Fourth, Walton Goggins, proved to be more than capable adding considerable weight to a feature film as QT takes his character “Mannix and moves him beyond his initial southern redneck persona into something far more surprising and interesting overall. He gives a very funny and introspective performance here I did not see coming.
Fifth, Jennifer Jason-Leigh clearly has the best chance of all of the ensemble list of cast characters to garner some Oscar consideration with a possible Best Supporting acting nomination. Once again like John Travolta, QT may have given an actor a second act chance for new stardom with her funny, vulgar and provocative turn as the murderous “Daisy Domergue”.
And finally sixth, I found it a bit amusing that Christoph Waltz of “Inglorious Bastards” and “Django Unchained” fame must not have been available to shoot in this latest QT effort. Meaning, it was a bit amusing how much Tim Roth does as close of an impression (intentional or not) of the two time Oscar winner Waltz and how he would of played the jovial and cheery Oswaldo Mobray through his Waltz like mannerisms and vocal sounds.
WARNING: If you have any disdain for the use of the “N’ word or the “B” word, then I suggest that you not only don’t see TH8, but drive about two hundred miles in the opposite direction of your local theater that is showing it just to avoid it. To say TH8 is saturated with both these words throughout is not only an understatement, it would be the obvious equivalent saying the oceans are saturated with fish………………Both are in the film almost every 10th word.
CONCLUSION: I know some of you who may take my advice to see this will think I may have missed my mark on this review and not like it as much as I did. Others of you may in fact agree with me. However, after spending an entire day before writing up my comments about this film (which I rarely do), I do know that I could not forget huge whole sections of this film, with its snappy and intricate dialogue, provocative plot and beautiful vista and interior sceneries. But more important than that, what I will remember is I like this QT effort better than “Django Unchained” and what I had witnessed for those three hours yesterday was not so much a featured film, but rather a fabulously written entertaining “Six Act Theatric Play”, that was inventive, distinctive and filed with lots of gags, guns and swagger. Oh, did I forget lots of blood too. It happens after the intermission in blood splattering “Carrie” bucket loads.
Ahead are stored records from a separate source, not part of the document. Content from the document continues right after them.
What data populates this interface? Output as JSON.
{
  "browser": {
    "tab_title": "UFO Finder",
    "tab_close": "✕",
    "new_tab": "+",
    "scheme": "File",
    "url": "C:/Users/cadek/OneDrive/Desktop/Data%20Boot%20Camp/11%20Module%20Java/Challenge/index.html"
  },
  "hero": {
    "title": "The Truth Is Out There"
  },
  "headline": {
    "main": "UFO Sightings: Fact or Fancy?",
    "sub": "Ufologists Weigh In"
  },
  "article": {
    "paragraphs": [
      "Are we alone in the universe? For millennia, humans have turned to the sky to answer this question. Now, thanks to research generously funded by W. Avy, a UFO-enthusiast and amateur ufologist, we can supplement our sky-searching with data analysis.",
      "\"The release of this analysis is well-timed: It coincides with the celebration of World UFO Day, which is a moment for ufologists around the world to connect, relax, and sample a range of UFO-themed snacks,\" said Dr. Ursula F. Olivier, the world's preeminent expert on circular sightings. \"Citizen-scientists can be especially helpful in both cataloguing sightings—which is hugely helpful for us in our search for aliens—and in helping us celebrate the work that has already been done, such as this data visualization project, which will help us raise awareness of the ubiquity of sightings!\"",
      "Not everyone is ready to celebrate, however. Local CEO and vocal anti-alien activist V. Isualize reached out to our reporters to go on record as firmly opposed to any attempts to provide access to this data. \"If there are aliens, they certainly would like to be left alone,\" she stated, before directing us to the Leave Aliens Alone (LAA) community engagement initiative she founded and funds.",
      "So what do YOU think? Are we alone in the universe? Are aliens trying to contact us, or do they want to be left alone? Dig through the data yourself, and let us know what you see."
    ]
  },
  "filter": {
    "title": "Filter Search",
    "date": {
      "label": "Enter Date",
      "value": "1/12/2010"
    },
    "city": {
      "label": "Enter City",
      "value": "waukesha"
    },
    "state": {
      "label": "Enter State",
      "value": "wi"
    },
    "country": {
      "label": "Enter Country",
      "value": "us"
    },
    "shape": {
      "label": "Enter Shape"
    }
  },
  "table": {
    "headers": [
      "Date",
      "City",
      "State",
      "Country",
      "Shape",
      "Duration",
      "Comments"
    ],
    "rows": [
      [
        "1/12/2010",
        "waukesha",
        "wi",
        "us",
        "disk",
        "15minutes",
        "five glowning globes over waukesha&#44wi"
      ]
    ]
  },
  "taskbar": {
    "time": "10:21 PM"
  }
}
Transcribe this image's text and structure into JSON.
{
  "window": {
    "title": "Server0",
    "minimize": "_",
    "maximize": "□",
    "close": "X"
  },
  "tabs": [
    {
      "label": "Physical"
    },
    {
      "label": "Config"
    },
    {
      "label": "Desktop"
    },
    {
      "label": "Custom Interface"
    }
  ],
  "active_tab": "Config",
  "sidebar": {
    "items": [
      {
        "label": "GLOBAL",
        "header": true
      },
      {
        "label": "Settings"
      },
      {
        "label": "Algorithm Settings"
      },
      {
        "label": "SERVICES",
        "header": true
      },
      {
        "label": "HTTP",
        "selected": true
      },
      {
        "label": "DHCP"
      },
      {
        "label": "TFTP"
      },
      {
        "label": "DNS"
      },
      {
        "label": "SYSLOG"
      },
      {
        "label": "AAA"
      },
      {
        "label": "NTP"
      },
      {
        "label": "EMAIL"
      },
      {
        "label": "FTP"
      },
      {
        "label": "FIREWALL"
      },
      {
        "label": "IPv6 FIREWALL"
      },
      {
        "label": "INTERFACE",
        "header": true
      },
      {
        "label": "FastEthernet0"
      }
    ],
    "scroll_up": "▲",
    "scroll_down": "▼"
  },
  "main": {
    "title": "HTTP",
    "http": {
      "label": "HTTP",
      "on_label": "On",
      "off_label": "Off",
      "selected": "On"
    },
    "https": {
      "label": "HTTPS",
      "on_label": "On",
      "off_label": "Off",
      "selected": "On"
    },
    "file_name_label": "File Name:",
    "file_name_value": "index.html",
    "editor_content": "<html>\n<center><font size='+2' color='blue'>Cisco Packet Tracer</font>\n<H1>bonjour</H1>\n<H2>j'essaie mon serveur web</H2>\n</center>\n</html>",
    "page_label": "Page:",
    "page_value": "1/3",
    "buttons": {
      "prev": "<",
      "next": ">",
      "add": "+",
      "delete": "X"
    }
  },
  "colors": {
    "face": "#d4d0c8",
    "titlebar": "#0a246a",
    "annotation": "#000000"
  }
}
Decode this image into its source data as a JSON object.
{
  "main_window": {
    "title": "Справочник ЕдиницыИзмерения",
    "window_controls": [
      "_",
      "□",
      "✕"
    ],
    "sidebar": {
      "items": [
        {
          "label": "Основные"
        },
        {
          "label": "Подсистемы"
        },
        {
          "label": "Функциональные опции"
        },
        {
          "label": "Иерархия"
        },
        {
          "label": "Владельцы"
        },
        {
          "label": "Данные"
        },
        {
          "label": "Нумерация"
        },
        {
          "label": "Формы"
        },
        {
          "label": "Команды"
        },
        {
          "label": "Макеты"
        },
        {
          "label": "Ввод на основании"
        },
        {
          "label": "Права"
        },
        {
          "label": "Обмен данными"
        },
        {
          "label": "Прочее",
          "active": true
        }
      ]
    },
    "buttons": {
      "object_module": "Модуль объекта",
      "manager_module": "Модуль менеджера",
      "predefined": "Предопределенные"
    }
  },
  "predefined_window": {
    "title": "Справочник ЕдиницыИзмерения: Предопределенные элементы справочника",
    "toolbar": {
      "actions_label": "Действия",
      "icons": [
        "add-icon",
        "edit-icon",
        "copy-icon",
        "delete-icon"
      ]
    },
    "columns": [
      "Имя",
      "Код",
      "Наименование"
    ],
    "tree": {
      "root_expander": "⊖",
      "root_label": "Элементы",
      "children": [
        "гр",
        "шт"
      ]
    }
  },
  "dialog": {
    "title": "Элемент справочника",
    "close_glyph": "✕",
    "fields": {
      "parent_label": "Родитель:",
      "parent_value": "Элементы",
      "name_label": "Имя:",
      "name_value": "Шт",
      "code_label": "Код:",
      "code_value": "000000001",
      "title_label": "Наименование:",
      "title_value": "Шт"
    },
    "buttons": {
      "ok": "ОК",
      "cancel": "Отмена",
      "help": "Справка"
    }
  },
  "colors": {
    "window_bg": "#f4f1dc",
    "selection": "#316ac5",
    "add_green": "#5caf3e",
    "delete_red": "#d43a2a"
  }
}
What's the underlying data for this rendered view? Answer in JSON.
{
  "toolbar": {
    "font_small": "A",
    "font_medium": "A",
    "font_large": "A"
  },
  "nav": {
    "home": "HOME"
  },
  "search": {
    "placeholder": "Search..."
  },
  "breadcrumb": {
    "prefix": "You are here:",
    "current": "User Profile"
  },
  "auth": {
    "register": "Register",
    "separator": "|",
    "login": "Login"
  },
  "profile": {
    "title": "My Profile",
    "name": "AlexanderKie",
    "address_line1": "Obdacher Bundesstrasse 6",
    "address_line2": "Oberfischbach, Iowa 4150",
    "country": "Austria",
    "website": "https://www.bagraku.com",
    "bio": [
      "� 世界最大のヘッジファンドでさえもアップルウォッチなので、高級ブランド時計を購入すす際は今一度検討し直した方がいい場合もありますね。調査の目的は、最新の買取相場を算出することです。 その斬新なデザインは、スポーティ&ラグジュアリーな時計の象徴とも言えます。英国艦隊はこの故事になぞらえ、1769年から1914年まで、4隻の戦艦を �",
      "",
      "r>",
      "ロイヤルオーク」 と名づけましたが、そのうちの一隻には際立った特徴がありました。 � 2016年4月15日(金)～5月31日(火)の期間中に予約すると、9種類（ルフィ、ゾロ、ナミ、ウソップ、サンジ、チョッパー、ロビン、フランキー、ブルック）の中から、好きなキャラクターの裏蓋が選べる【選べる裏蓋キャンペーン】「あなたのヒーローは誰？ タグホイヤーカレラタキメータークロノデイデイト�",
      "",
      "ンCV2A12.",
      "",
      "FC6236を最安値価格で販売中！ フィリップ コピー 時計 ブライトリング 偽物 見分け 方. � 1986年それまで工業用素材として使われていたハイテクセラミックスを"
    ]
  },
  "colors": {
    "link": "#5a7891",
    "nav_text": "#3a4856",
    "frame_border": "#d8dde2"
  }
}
TH8 conjures up the genius of western fame director Sergio Leone and a noir pulp crime story of writer Elmore Leonard – it’s a big drama in a very small room. It thrills with darkness, humor and an abundance of smart aleck repartee and jousting wordplay. But more than anything it reaffirms QT as never being conventional. He is a risk taker not afraid of showcasing his quintessential story telling vison through an unpredictable and un-quintessential alternate universe life prism, along with a screenplay that is adroitly rich in dramatic verbal detail that is also funny with its intricate laced obscenities. Th8 simultaneously will shock you, as well as make you think in that same immediate moment.
Finally, I make a habit of leaving the theater almost immediately as soon as I see the first credits go up the screen. As I turned the corner yesterday to exit the room down the dark hall way to the exit, just over my left shoulder – just over my left ear, I heard the sound of applause....................Its not just me who liked it a lot.